*WORK ITEM:*
Copy out all lines bearing the word "JSON" from the listing below.
** SOURCE DATA follows **
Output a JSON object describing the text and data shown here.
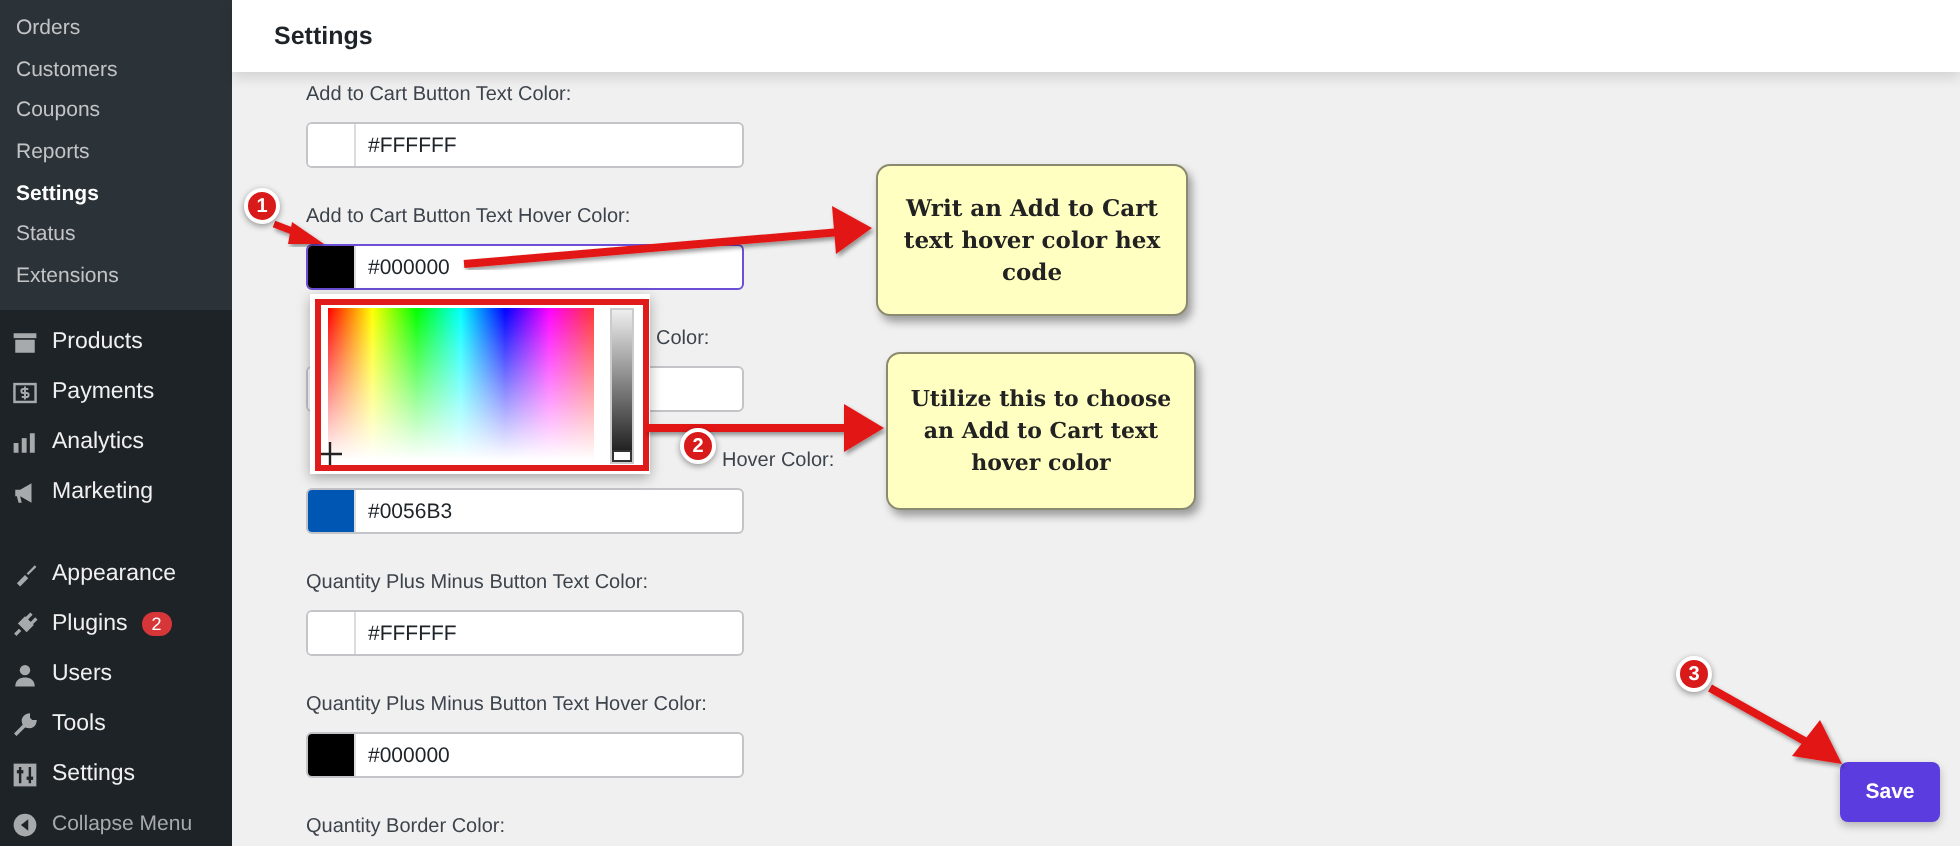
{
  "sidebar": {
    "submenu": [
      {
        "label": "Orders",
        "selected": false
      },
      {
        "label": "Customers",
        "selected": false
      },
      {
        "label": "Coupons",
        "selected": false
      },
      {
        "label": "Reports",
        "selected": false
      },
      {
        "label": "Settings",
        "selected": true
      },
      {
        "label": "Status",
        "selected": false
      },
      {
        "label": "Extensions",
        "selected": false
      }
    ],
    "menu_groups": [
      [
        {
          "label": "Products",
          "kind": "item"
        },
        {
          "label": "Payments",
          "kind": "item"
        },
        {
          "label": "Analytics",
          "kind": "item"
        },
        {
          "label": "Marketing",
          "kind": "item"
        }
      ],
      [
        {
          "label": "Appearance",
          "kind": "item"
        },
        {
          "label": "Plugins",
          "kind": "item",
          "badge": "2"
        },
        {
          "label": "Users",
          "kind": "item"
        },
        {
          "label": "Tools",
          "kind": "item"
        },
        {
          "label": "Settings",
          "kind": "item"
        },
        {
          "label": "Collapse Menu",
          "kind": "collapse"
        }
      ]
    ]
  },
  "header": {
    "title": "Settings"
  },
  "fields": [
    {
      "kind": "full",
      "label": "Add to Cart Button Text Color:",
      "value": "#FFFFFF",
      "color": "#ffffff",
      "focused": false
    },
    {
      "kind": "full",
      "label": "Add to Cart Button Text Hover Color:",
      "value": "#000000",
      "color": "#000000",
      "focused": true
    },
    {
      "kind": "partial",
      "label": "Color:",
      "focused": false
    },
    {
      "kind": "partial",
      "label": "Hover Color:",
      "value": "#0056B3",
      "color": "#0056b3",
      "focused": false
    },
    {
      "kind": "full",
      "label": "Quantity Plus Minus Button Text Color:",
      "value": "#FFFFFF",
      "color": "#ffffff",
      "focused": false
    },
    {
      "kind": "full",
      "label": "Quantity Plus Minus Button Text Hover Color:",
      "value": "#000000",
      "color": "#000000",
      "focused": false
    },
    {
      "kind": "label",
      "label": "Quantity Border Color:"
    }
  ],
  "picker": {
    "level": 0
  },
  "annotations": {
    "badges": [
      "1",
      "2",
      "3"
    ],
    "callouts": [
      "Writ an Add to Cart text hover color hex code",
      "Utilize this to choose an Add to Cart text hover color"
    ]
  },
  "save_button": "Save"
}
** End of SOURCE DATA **
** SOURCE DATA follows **
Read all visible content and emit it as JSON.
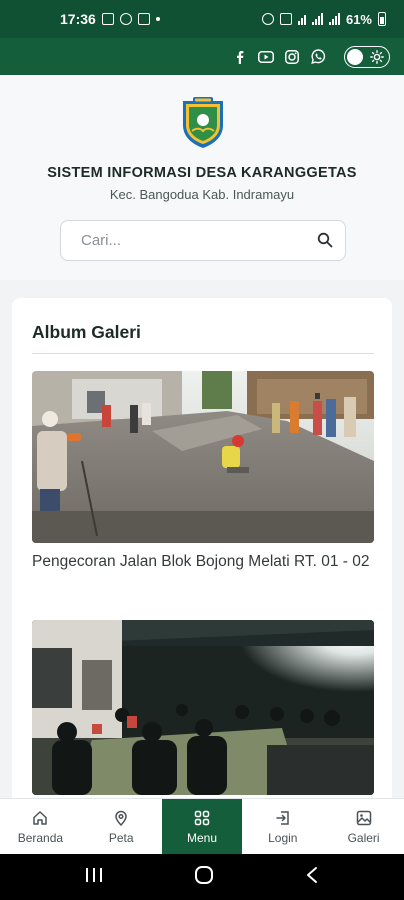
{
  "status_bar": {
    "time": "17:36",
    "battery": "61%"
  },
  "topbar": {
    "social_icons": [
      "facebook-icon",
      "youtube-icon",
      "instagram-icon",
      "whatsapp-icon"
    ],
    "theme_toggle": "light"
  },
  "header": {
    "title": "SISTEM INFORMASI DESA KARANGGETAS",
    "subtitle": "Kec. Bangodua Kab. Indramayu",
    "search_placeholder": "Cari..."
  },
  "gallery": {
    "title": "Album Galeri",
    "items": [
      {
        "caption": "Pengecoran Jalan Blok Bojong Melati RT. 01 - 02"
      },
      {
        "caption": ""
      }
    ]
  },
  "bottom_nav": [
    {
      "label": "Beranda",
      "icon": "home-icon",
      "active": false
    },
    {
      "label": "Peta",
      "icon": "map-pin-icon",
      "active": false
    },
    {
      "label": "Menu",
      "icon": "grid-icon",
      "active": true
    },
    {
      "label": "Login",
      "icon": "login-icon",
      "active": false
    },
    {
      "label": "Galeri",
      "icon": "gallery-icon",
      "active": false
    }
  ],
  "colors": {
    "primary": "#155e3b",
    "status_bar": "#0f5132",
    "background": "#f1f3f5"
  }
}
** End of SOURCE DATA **
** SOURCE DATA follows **
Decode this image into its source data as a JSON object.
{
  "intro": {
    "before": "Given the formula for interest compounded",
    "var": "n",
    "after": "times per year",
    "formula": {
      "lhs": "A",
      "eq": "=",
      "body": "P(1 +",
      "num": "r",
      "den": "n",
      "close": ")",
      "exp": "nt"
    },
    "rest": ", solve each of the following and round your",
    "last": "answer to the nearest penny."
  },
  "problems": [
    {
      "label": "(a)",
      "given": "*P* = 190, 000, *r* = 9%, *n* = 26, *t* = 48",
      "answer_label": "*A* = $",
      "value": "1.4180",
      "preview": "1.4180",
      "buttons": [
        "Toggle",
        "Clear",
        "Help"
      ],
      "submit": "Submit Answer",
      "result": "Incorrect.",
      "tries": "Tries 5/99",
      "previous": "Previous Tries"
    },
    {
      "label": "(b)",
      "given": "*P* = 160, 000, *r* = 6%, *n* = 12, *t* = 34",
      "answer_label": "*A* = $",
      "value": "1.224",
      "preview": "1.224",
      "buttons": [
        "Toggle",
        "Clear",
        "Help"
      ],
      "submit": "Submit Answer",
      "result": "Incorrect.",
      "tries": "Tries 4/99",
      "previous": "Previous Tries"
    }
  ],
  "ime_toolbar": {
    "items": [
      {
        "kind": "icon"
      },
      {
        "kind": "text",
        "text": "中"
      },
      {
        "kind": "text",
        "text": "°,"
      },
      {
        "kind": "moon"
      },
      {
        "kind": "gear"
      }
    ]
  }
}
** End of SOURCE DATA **
*EXPECTED ANSWER:*
Output a JSON object describing the text and data shown here.
Read all visible content and emit it as JSON.
Decode this image into its source data as a JSON object.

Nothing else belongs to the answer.